Frank told her to wait, he’d be right back. He went downstairs and got his clothes from the dryer. He dressed right there in the laundry room, then went out the back door. He remembered that his brother always stole his best clothes. It was easy enough; they’d been the same size. Frank had never cared; he’d felt honored that Jesse wanted something he had. That was back when they were brothers. Now he walked three blocks and made a left on Main Street. He kept going until he got to the house where René had grown up, and as fate would have it, she was waiting at the door.
THE RED GARDEN
BLACKWELL HAD ALWAYS HAD A PROBLEM with flies. They appeared every spring, swarms rising up from the cold water of the Eel River and the rushing eddies of Hubbard Creek in such great numbers that some of the women in town covered their windows and doors with garden netting during the first two weeks of April, the kind you throw over blueberry bushes to protect the fruit from bears.
Louise Partridge didn’t remember that there’d been so many while she was growing up. Living away from home for a few years had changed her perception of just about everything—animal, vegetable, and mineral alike. Louise had come home from Radcliffe in her junior year to nurse her ailing mother until Mrs. Partridge’s death that past winter. Louise hadn’t really liked Cambridge, all those know-it-all girls, the smart-aleck pot-smoking boys who thought no one had ever had an original idea before they came along. But she missed the libraries, and the classes, and the bookstores. She missed Cambridge, as a matter of fact.
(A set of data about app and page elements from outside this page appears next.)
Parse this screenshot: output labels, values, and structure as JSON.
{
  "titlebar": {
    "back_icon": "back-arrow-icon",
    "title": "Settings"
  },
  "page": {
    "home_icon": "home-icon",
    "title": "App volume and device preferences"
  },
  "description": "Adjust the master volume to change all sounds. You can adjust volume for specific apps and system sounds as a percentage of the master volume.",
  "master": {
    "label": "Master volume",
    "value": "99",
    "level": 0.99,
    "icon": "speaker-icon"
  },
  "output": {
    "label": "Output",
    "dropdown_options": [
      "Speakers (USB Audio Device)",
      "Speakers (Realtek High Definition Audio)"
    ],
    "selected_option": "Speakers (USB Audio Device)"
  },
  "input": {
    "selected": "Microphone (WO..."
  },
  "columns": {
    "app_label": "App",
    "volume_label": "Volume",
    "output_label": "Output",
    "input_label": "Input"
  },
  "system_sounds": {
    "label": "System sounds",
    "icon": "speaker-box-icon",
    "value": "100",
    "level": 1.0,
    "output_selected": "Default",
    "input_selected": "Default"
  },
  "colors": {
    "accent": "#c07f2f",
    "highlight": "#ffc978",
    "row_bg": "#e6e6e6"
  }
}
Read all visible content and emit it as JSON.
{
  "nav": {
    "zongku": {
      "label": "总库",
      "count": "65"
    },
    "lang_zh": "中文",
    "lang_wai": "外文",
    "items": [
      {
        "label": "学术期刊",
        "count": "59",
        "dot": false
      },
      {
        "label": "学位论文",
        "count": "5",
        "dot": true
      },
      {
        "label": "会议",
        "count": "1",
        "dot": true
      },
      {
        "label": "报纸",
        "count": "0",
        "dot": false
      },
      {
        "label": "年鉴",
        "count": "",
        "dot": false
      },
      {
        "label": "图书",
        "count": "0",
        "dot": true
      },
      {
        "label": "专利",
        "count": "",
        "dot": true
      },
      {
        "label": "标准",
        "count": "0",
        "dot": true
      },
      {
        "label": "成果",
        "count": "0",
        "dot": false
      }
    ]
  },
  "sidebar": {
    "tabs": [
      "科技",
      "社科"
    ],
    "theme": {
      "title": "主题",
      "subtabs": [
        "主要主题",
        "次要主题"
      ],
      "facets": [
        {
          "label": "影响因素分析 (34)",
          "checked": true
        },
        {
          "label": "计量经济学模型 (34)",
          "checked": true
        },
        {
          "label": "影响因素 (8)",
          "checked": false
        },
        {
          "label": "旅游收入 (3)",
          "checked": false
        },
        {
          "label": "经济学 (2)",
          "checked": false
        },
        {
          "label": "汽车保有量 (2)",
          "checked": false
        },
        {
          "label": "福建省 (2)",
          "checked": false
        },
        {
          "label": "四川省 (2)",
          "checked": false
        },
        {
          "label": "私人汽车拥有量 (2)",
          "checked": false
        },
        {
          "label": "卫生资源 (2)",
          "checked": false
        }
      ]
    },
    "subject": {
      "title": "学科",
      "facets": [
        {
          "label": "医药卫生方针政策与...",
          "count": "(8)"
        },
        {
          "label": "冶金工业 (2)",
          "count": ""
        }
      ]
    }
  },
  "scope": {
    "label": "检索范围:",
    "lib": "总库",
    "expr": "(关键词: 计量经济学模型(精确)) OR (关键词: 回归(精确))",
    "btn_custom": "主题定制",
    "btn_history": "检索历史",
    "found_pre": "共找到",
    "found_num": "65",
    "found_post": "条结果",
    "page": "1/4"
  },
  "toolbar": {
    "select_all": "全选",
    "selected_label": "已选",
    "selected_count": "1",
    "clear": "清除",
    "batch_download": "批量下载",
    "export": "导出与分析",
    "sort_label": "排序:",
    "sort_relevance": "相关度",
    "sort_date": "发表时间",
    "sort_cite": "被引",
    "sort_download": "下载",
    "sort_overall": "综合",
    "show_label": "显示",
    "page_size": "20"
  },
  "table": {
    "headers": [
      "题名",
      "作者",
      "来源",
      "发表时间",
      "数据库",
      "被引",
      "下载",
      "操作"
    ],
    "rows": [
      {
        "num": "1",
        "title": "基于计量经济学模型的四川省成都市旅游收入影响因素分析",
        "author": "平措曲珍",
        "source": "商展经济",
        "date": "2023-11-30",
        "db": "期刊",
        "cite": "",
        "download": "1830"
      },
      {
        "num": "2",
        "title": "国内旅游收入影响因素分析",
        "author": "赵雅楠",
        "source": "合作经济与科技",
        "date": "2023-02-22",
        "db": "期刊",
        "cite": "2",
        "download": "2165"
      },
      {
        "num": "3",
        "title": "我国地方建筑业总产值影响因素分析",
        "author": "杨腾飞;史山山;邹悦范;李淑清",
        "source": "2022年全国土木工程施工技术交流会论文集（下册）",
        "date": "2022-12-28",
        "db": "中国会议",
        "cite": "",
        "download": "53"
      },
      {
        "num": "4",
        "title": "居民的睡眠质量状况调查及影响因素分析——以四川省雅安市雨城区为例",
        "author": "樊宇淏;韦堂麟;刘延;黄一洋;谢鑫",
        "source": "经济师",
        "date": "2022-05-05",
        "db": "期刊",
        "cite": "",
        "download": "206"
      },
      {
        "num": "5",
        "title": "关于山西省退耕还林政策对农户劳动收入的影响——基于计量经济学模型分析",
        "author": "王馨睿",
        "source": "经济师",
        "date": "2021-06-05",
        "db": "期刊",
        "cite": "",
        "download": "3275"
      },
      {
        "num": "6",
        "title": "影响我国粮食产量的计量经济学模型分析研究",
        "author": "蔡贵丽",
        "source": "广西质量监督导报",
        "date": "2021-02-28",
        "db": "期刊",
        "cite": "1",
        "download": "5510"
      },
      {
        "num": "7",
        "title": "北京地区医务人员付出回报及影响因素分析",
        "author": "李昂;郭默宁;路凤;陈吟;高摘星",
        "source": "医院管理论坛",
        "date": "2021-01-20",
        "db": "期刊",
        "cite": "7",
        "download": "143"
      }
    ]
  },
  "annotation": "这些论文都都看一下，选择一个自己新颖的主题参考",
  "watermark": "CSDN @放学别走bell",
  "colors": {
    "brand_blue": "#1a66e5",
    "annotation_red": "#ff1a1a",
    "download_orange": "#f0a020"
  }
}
Louise was a fixer; she didn’t throw up her hands when confronted with a problem, she took charge. She got to work on her grandmother’s ancient sewing machine and made a hooded cloak out of mosquito netting. She had decided to replant the back garden, the half acre of land her mother and great-aunt Hannah had always told her was of no use. They’d always insisted that whatever was planted there would grow into the opposite of what anyone expected, almost as if the earth had a mind of its own. But the old garden was on higher ground, and the blackflies weren’t as plentiful there, so Louise decided she would find out for herself.
She was the closest blood relative to the town’s founding families, related on her mother’s side to Hallie Brady, as well as to the Partridges, who had also been among the first settlers. There were still plenty of Partridges around. Louise’s own father had been a long-lost Partridge cousin, one of the ones who’d gone off to California, probably driven off in the first weeks of spring, unable to think straight because of all those flies buzzing around. Louise’s father had come back east to go to Harvard and had fallen in love with her mother. He’d died when Louise was ten, and not long after, her beloved aunt Hannah passed on. Their Thanksgiving dinners, at which the traditional Brady Indian pudding was always served, had shrunk from four to three, and then there was only Louise and her mother, Kate. Now, when next November rolled around, Louise would be eating Indian pudding alone. She’d been practicing the recipe—cornmeal, milk, molasses—and had scalded it every time. Fixing the pudding made her miss her mother, who had died far too young, and she wished she had paid more attention to details. While she was growing up there were times when she would glance out her window at night to spy her mother out in the garden amid the green shadows. Louise had never even asked her why she was out there at such a late hour.
Louise had inherited the Brady house, the oldest in town. If she hadn’t been her mother’s sole beneficiary, she might have gone back to Cambridge and finished her classes. She’d been studying biology and had even considered med school, but after her mother’s long illness, a ferocious battle with bone cancer, she never wanted to enter a hospital again. Her mother had been delusional at the end. She insisted she was in the wrong life, that someone from her other, truer life came to sit beside her late at night when the hospital corridors were empty and yellow light spilled across the parking lot.
“I’m the one who’s here for you,” Louise would say then, taking her mother’s frail hand. “It’s just me.”
“Oh, I know,” her mother would murmur. “That’s why I love you so.”
Love had never been discussed before. Louise’s mother had tended to be undemonstrative, and hearing her speak so tenderly of love made tears well up in Louise’s eyes. Now that her mother was gone, Louise always stepped down hard on the gas when she passed the Blackwell Community Hospital. She had the feeling that if she didn’t, she’d be trapped. She’d never get away.
Louise planned to leave town as soon as she came up with a plan. Until then, she had nothing but time on her hands. The house was far too big for one person. The original structure had been added on to in a crazy quilt of rooms over the years. There were rooms where you least expected them—under the staircase, off the breezeway, through a crawl space into the eaves of the roof. There was a shed out back that had been a house at one time, rented out to schoolteachers, and was now home to shovels and peat moss. People in town said the big house had a buried history, just as they swore that Johnny Appleseed himself had planted the twisted old tree out in Band’s Meadow—a local variety known as the Blackwell Look-No-Further, perfect for cider and pies. In the old days people had called this apple tree the Tree of Life and had insisted that the town of Blackwell would last as long as the tree did. There were still several cuttings, now grown into tall trees, all over town. They were extras, just in case the original should suffer from blight or be struck by lightning. No one in Blackwell was taking any chances.